much-talked-about
REVEILLE (11 minutes
and 30 seconds),
winner of “Best Short
Drama” in the 2004
Family International Film
Festival, “Copper Wing
Award for Best Arizona
Short Film” at the 2004
Phoenix Film Festival,
“Audience Choice
Award for Best Short
Film” at the 2004
Sedona International
Film Festival, “People’s
Choice for Best Film” at
the 2004 Lake Havasu
Film Festival. Reveille
has also been featured
at such prestigious film
festivals as Brooklyn,
Century City, DaVinci
Days, Durango, Kansas
City, Tiburon and
Newport Beach.
Title Role in Tenafly,
the NBC Detective
Series
James McEachin, featured in both videos (and
producer of
Old Glory), is hardly a stranger to showbiz.
He worked during the Sixties in the music business.
He was under contract to Universal during the
Seventies.

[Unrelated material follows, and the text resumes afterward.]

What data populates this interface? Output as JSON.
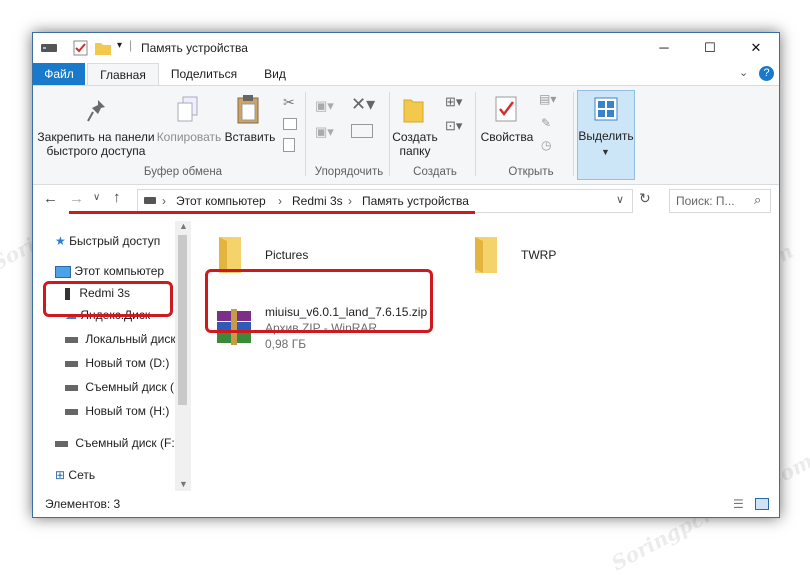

James is perhaps best known for portraying police
lieutenant Brock in the Perry Mason television movie
series and Harry Tenafly, the title character in his own
NBC detective series.

He considers what he did before acting much more
important, however. As a North Carolina native who
spent his formative years in New Jersey, he served in
the U.S. Army before and during the Korean War. He
was wounded (nearly fatally), requiring battlefield
surgery (and additional surgeries afterward in Japan)
to save his life. He was eventually awarded both the
Purple Heart and Silver Star.

After returning home, he began his acting career on
stage, and was soon signed by Universal as a contract
actor in the 1960s. He was regularly cast in
professional, "solid citizen" occupational roles, such
as a lawyer or a police commander, on numerous
series such as
Hawaii Five-O, Mannix, and Dragnet. He
appeared in
Play Misty for Me (1971) with Clint
Eastwood. In 1973, he starred in
Tenafly, the detective
series about a police officer turned private detective
who relied on his wits and hard work, rather than
guns and fistfights. During his career, he has worked
with such greates as John Wayne, Sidney Poitier,
Bette Davis, Clint Eastwood, Henry Fonda and Steven
Spielberg.
David Huddleston and
James McEachin filming
Reveille
Powerful scene
from
Old Glory
An exclusive
interview for
MyBestYears.com
by bestselling author
Darryl Hicks